◆ Items from an interface collection
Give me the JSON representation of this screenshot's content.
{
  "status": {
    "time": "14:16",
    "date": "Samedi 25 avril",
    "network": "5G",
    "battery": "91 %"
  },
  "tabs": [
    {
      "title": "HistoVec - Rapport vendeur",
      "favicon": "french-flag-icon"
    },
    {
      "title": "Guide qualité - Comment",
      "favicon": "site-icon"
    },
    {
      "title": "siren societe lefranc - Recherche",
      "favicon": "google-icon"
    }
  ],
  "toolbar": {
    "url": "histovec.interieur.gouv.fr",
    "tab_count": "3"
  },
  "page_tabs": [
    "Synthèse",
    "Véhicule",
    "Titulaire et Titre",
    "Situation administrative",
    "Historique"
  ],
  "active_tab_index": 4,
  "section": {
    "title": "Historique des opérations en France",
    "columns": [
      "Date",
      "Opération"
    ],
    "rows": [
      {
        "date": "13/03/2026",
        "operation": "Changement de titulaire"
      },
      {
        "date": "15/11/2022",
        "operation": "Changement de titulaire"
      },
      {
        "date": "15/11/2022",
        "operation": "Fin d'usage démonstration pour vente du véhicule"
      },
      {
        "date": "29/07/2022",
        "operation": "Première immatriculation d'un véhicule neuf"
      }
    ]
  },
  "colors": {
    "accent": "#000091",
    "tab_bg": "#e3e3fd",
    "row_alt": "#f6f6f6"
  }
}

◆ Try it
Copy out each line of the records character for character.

◆ Reply to the exercise
Give me the JSON representation of this screenshot's content.
{
  "status": {
    "time": "14:16",
    "date": "Samedi 25 avril",
    "network": "5G",
    "battery": "91 %"
  },
  "tabs": [
    {
      "title": "HistoVec - Rapport vendeur",
      "favicon": "french-flag-icon"
    },
    {
      "title": "Guide qualité - Comment",
      "favicon": "site-icon"
    },
    {
      "title": "siren societe lefranc - Recherche",
      "favicon": "google-icon"
    }
  ],
  "toolbar": {
    "url": "histovec.interieur.gouv.fr",
    "tab_count": "3"
  },
  "page_tabs": [
    "Synthèse",
    "Véhicule",
    "Titulaire et Titre",
    "Situation administrative",
    "Historique"
  ],
  "active_tab_index": 4,
  "section": {
    "title": "Historique des opérations en France",
    "columns": [
      "Date",
      "Opération"
    ],
    "rows": [
      {
        "date": "13/03/2026",
        "operation": "Changement de titulaire"
      },
      {
        "date": "15/11/2022",
        "operation": "Changement de titulaire"
      },
      {
        "date": "15/11/2022",
        "operation": "Fin d'usage démonstration pour vente du véhicule"
      },
      {
        "date": "29/07/2022",
        "operation": "Première immatriculation d'un véhicule neuf"
      }
    ]
  },
  "colors": {
    "accent": "#000091",
    "tab_bg": "#e3e3fd",
    "row_alt": "#f6f6f6"
  }
}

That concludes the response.